Anthony Albanese’s attendance at a private dinner paid for by betting company Sportsbet does not “pass the sniff test”, according to independent MP Monique Ryan.
The prime minister was hosted by gaming officials at the National Press Club just weeks before the 2022 election, the Australian Financial Review reported on Tuesday.
He attended the betting giant’s lavish dinner on February 9, 2022, amid growing calls for a cap on gambling advertising.
The report came a day after the Australian Financial Review revealed that Communications Minister Michelle Rowland attended a birthday lunch hosted by gaming lobbyists at a luxury restaurant in Melbourne last year.
Dr Ryan highlighted Mr Albanese’s “secret” dinner as a reason to limit the influence of lobbyists in Canberra.
Anthony Albanese’s attendance at private dinner paid for by betting company Sportsbet doesn’t ‘pass the sniff test’, says independent MP Monique Ryan
The independent MP recently introduced a bill to prevent lobbyists from offering large gifts to politicians and to revise the corresponding code of conduct.
On Tuesday, she called on all major parties to support her private member’s bill aimed at “restoring confidence in democracy”.
“Lobbyists spend millions to influence politicians in the hope that they make decisions that favor business interests rather than the public interest. They don’t spend this money without expecting anything in return,” she said.
“Yesterday I introduced my #CleanUpPoliticsAct, and it’s already making its case: under this law, Anthony Albanese’s secret dinner could not have happened.”
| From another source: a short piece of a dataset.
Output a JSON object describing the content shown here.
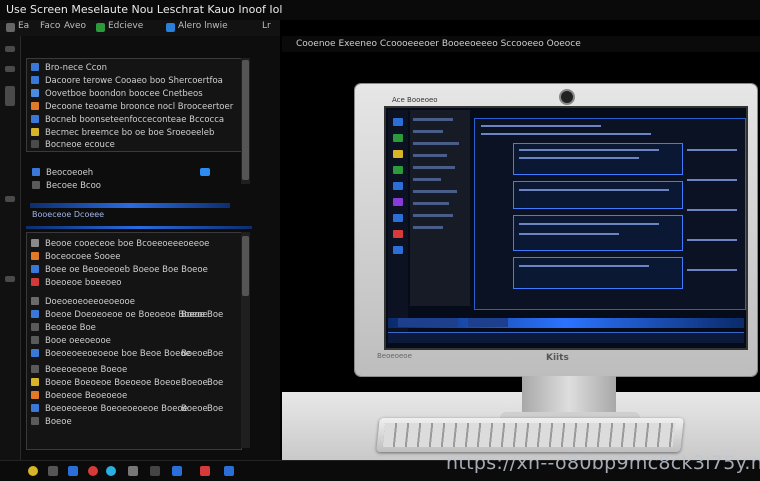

Even if the two lavish meals attended by Mr Albanese and Ms Rowland were legal, Dr Ryan argued they should have been placed on the ministerial agenda so they could be examined.
When she introduced her bill on Monday, Dr. Ryan argued that it was essential to regulate lobbyists in order to prevent corrupt behavior between the parties involved, such as access payment agreements.
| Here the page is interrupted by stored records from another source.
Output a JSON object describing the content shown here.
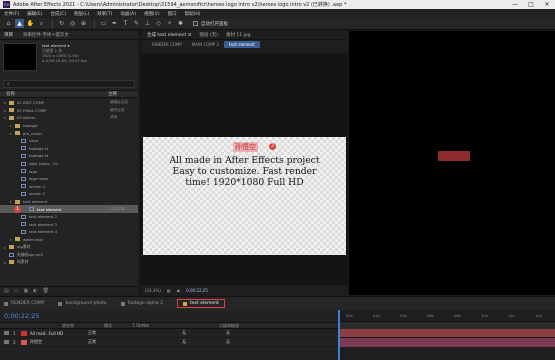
{
  "titlebar": {
    "app_title": "Adobe After Effects 2021 - C:\\Users\\Administrator\\Desktop\\31594_aemonificr\\heroes logo intro v2\\heroes logo intro v2 (已转换) .aep *",
    "icon": "Ae"
  },
  "menu": [
    "文件(F)",
    "编辑(E)",
    "合成(C)",
    "图层(L)",
    "效果(T)",
    "动画(A)",
    "视图(V)",
    "窗口",
    "帮助(H)"
  ],
  "toolbar": {
    "auto_open_label": "自动打开面板"
  },
  "project": {
    "tabs": [
      "项目",
      "效果控件 字体+提示文"
    ],
    "selected_name": "text element ▾",
    "selected_info": "已使用 1 次",
    "selected_res": "1920 x 1080 (1.00)",
    "selected_dur": "Δ 0;00;15;00, 29.97 fps",
    "col_name": "名称",
    "col_note": "注释",
    "tree": [
      {
        "label": "01 EDIT COMP",
        "note": "编辑此合成",
        "indent": 0,
        "type": "folder"
      },
      {
        "label": "02 FINAL COMP",
        "note": "最终合成",
        "indent": 0,
        "type": "folder"
      },
      {
        "label": "03 others",
        "note": "其他",
        "indent": 0,
        "type": "folder"
      },
      {
        "label": "footage",
        "note": "",
        "indent": 1,
        "type": "folder"
      },
      {
        "label": "pre_comp",
        "note": "",
        "indent": 1,
        "type": "folder"
      },
      {
        "label": "color",
        "note": "",
        "indent": 2,
        "type": "comp"
      },
      {
        "label": "footage fx",
        "note": "",
        "indent": 2,
        "type": "comp"
      },
      {
        "label": "footage fx",
        "note": "",
        "indent": 2,
        "type": "comp"
      },
      {
        "label": "light Leaks - 01",
        "note": "",
        "indent": 2,
        "type": "comp"
      },
      {
        "label": "logo",
        "note": "",
        "indent": 2,
        "type": "comp"
      },
      {
        "label": "logo mask",
        "note": "",
        "indent": 2,
        "type": "comp"
      },
      {
        "label": "screen 1",
        "note": "",
        "indent": 2,
        "type": "comp"
      },
      {
        "label": "screen 2",
        "note": "",
        "indent": 2,
        "type": "comp"
      },
      {
        "label": "text element",
        "note": "",
        "indent": 1,
        "type": "folder"
      },
      {
        "label": "text element",
        "note": "介绍文案",
        "indent": 2,
        "type": "comp",
        "selected": true,
        "step": "1"
      },
      {
        "label": "text element 2",
        "note": "",
        "indent": 2,
        "type": "comp"
      },
      {
        "label": "text element 3",
        "note": "",
        "indent": 2,
        "type": "comp"
      },
      {
        "label": "text element 4",
        "note": "",
        "indent": 2,
        "type": "comp"
      },
      {
        "label": "watercolor",
        "note": "",
        "indent": 1,
        "type": "folder"
      },
      {
        "label": "pig素材",
        "note": "",
        "indent": 0,
        "type": "folder"
      },
      {
        "label": "先随机bg.mp3",
        "note": "",
        "indent": 0,
        "type": "file"
      },
      {
        "label": "纯素材",
        "note": "",
        "indent": 0,
        "type": "folder"
      }
    ]
  },
  "viewer": {
    "tabs": [
      "合成 text element ≡",
      "图层 (无)",
      "素材 11.jpg"
    ],
    "crumbs": [
      "RENDER COMP",
      "MAIN COMP 2",
      "text element"
    ],
    "chinese_label": "孙悟空",
    "step": "2",
    "lines": [
      "All made in After Effects project",
      "Easy to customize. Fast render",
      "time! 1920*1080 Full HD"
    ],
    "zoom": "(24.3%)",
    "timecode": "0;00;22;25"
  },
  "timeline": {
    "tabs": [
      "RENDER COMP",
      "background photo",
      "footage alpha 2",
      "text element"
    ],
    "active_tab": "text element",
    "timecode": "0;00;22;25",
    "col_labels": [
      "源名称",
      "模式",
      "T TrkMat",
      "父级和链接"
    ],
    "layers": [
      {
        "num": "1",
        "name": "All mad...Full HD",
        "mode": "正常",
        "matte": "无",
        "parent": "无",
        "color": "#c33"
      },
      {
        "num": "2",
        "name": "孙悟空",
        "mode": "正常",
        "matte": "无",
        "parent": "无",
        "color": "#d55"
      }
    ],
    "ruler": [
      "00s",
      "02s",
      "04s",
      "06s",
      "08s",
      "10s",
      "12s",
      "14s"
    ]
  },
  "colors": {
    "accent": "#3a5e92",
    "step_badge": "#d8453f",
    "timecode": "#4a8ee0"
  }
}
Independent MP Monique Ryan recently introduced a bill to prevent lobbyists from offering large gifts to politicians and to revise the corresponding code of conduct.
The regulations would also ensure that decisions are made fairly and based on merit, the independent MP explained.
She said the current code of conduct for lobbyists has failed because it is “toothless” and “too limited” and its enforcement is “dismal”.
“We need an independent regulator administering a strong legislative system, not a complacent and confrontational government waving an administrative framework with the cohesion and efficiency of damp cloth,” she said.
Dr Ryan called for a publicly accessible register of lobbyists and a ban on former politicians working as lobbyists for three years after leaving Parliament.
Lobbyists who break the bill will be fined for the violation and the code will be enforced by an independent integrity commission.
“We want and must demand higher standards of integrity from public servants,” the independent MP said.